Your response should consist of the data that follows, repeated in full without alteration.

★ ★ ★ ★ ★

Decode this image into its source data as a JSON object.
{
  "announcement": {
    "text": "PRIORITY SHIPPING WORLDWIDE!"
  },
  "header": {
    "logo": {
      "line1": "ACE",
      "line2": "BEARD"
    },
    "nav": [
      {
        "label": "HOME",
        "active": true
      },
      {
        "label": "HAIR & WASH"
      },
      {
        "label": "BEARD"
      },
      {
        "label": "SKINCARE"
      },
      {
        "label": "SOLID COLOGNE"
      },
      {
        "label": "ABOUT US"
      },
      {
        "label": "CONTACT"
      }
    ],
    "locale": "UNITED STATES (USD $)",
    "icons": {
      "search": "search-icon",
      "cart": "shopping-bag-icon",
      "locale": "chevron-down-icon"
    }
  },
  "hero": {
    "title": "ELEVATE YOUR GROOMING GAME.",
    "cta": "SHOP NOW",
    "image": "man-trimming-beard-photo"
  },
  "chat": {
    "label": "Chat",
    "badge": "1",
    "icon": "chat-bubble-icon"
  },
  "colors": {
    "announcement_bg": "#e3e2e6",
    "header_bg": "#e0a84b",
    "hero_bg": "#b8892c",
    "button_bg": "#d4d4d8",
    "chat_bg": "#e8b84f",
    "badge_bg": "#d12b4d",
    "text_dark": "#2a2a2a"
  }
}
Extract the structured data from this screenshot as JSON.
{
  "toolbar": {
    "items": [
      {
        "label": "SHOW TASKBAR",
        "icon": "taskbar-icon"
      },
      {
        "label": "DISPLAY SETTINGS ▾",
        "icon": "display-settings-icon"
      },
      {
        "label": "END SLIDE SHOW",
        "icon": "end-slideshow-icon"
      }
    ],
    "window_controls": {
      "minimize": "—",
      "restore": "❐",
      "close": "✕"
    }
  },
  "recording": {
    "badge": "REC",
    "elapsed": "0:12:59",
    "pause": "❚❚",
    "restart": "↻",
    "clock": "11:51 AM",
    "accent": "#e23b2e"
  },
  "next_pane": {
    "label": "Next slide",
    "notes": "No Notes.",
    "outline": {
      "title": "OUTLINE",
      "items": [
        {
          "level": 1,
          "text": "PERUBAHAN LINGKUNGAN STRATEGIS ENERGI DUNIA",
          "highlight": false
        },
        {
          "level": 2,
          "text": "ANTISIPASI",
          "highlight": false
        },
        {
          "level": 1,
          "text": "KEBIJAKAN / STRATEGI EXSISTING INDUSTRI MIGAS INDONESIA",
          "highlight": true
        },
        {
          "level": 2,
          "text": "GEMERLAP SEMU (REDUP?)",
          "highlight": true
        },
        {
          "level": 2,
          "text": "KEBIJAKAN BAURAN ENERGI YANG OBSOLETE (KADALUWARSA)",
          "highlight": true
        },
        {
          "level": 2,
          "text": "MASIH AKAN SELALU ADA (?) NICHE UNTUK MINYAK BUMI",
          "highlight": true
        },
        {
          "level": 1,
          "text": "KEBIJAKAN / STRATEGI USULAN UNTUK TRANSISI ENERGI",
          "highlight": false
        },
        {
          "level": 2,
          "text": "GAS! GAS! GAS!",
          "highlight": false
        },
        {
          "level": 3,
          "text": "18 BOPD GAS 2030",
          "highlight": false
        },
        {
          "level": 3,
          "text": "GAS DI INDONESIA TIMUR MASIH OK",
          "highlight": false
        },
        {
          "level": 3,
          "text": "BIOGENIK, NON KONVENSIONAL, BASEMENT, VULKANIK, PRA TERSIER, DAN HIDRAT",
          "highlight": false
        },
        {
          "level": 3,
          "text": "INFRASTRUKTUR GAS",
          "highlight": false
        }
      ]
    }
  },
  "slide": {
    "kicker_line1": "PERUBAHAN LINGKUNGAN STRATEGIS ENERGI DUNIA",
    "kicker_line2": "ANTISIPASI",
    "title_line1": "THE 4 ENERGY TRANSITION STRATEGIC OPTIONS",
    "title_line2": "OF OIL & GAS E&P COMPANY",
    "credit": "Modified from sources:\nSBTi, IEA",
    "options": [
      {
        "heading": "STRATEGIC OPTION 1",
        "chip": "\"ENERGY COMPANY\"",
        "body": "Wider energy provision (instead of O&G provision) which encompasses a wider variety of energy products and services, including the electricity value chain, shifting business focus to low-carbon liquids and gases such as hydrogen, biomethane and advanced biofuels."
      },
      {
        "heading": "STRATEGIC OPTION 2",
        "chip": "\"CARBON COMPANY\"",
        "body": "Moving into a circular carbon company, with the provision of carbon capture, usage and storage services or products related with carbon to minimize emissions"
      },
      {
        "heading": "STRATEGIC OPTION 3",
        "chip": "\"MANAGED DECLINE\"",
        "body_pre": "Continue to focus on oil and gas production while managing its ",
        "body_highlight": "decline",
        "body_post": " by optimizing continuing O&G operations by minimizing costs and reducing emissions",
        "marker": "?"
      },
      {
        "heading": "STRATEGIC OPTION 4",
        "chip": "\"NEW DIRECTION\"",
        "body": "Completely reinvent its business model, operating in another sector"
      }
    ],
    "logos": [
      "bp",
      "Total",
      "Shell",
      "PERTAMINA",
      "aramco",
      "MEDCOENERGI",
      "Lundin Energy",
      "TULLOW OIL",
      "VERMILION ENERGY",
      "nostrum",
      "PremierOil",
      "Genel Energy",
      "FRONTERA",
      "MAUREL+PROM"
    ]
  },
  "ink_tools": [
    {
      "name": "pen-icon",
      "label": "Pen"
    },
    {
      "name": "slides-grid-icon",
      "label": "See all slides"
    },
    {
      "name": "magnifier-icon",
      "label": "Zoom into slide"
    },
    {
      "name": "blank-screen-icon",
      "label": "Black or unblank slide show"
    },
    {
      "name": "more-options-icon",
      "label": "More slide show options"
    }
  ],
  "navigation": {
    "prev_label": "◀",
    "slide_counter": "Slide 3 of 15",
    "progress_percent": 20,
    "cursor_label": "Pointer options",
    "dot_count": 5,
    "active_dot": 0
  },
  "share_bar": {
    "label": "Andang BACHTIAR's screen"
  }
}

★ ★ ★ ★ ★

▶ [Reply to the task]:
Decode this image into its source data as a JSON object.
{
  "announcement": {
    "text": "PRIORITY SHIPPING WORLDWIDE!"
  },
  "header": {
    "logo": {
      "line1": "ACE",
      "line2": "BEARD"
    },
    "nav": [
      {
        "label": "HOME",
        "active": true
      },
      {
        "label": "HAIR & WASH"
      },
      {
        "label": "BEARD"
      },
      {
        "label": "SKINCARE"
      },
      {
        "label": "SOLID COLOGNE"
      },
      {
        "label": "ABOUT US"
      },
      {
        "label": "CONTACT"
      }
    ],
    "locale": "UNITED STATES (USD $)",
    "icons": {
      "search": "search-icon",
      "cart": "shopping-bag-icon",
      "locale": "chevron-down-icon"
    }
  },
  "hero": {
    "title": "ELEVATE YOUR GROOMING GAME.",
    "cta": "SHOP NOW",
    "image": "man-trimming-beard-photo"
  },
  "chat": {
    "label": "Chat",
    "badge": "1",
    "icon": "chat-bubble-icon"
  },
  "colors": {
    "announcement_bg": "#e3e2e6",
    "header_bg": "#e0a84b",
    "hero_bg": "#b8892c",
    "button_bg": "#d4d4d8",
    "chat_bg": "#e8b84f",
    "badge_bg": "#d12b4d",
    "text_dark": "#2a2a2a"
  }
}
Extract the structured data from this screenshot as JSON.
{
  "toolbar": {
    "items": [
      {
        "label": "SHOW TASKBAR",
        "icon": "taskbar-icon"
      },
      {
        "label": "DISPLAY SETTINGS ▾",
        "icon": "display-settings-icon"
      },
      {
        "label": "END SLIDE SHOW",
        "icon": "end-slideshow-icon"
      }
    ],
    "window_controls": {
      "minimize": "—",
      "restore": "❐",
      "close": "✕"
    }
  },
  "recording": {
    "badge": "REC",
    "elapsed": "0:12:59",
    "pause": "❚❚",
    "restart": "↻",
    "clock": "11:51 AM",
    "accent": "#e23b2e"
  },
  "next_pane": {
    "label": "Next slide",
    "notes": "No Notes.",
    "outline": {
      "title": "OUTLINE",
      "items": [
        {
          "level": 1,
          "text": "PERUBAHAN LINGKUNGAN STRATEGIS ENERGI DUNIA",
          "highlight": false
        },
        {
          "level": 2,
          "text": "ANTISIPASI",
          "highlight": false
        },
        {
          "level": 1,
          "text": "KEBIJAKAN / STRATEGI EXSISTING INDUSTRI MIGAS INDONESIA",
          "highlight": true
        },
        {
          "level": 2,
          "text": "GEMERLAP SEMU (REDUP?)",
          "highlight": true
        },
        {
          "level": 2,
          "text": "KEBIJAKAN BAURAN ENERGI YANG OBSOLETE (KADALUWARSA)",
          "highlight": true
        },
        {
          "level": 2,
          "text": "MASIH AKAN SELALU ADA (?) NICHE UNTUK MINYAK BUMI",
          "highlight": true
        },
        {
          "level": 1,
          "text": "KEBIJAKAN / STRATEGI USULAN UNTUK TRANSISI ENERGI",
          "highlight": false
        },
        {
          "level": 2,
          "text": "GAS! GAS! GAS!",
          "highlight": false
        },
        {
          "level": 3,
          "text": "18 BOPD GAS 2030",
          "highlight": false
        },
        {
          "level": 3,
          "text": "GAS DI INDONESIA TIMUR MASIH OK",
          "highlight": false
        },
        {
          "level": 3,
          "text": "BIOGENIK, NON KONVENSIONAL, BASEMENT, VULKANIK, PRA TERSIER, DAN HIDRAT",
          "highlight": false
        },
        {
          "level": 3,
          "text": "INFRASTRUKTUR GAS",
          "highlight": false
        }
      ]
    }
  },
  "slide": {
    "kicker_line1": "PERUBAHAN LINGKUNGAN STRATEGIS ENERGI DUNIA",
    "kicker_line2": "ANTISIPASI",
    "title_line1": "THE 4 ENERGY TRANSITION STRATEGIC OPTIONS",
    "title_line2": "OF OIL & GAS E&P COMPANY",
    "credit": "Modified from sources:\nSBTi, IEA",
    "options": [
      {
        "heading": "STRATEGIC OPTION 1",
        "chip": "\"ENERGY COMPANY\"",
        "body": "Wider energy provision (instead of O&G provision) which encompasses a wider variety of energy products and services, including the electricity value chain, shifting business focus to low-carbon liquids and gases such as hydrogen, biomethane and advanced biofuels."
      },
      {
        "heading": "STRATEGIC OPTION 2",
        "chip": "\"CARBON COMPANY\"",
        "body": "Moving into a circular carbon company, with the provision of carbon capture, usage and storage services or products related with carbon to minimize emissions"
      },
      {
        "heading": "STRATEGIC OPTION 3",
        "chip": "\"MANAGED DECLINE\"",
        "body_pre": "Continue to focus on oil and gas production while managing its ",
        "body_highlight": "decline",
        "body_post": " by optimizing continuing O&G operations by minimizing costs and reducing emissions",
        "marker": "?"
      },
      {
        "heading": "STRATEGIC OPTION 4",
        "chip": "\"NEW DIRECTION\"",
        "body": "Completely reinvent its business model, operating in another sector"
      }
    ],
    "logos": [
      "bp",
      "Total",
      "Shell",
      "PERTAMINA",
      "aramco",
      "MEDCOENERGI",
      "Lundin Energy",
      "TULLOW OIL",
      "VERMILION ENERGY",
      "nostrum",
      "PremierOil",
      "Genel Energy",
      "FRONTERA",
      "MAUREL+PROM"
    ]
  },
  "ink_tools": [
    {
      "name": "pen-icon",
      "label": "Pen"
    },
    {
      "name": "slides-grid-icon",
      "label": "See all slides"
    },
    {
      "name": "magnifier-icon",
      "label": "Zoom into slide"
    },
    {
      "name": "blank-screen-icon",
      "label": "Black or unblank slide show"
    },
    {
      "name": "more-options-icon",
      "label": "More slide show options"
    }
  ],
  "navigation": {
    "prev_label": "◀",
    "slide_counter": "Slide 3 of 15",
    "progress_percent": 20,
    "cursor_label": "Pointer options",
    "dot_count": 5,
    "active_dot": 0
  },
  "share_bar": {
    "label": "Andang BACHTIAR's screen"
  }
}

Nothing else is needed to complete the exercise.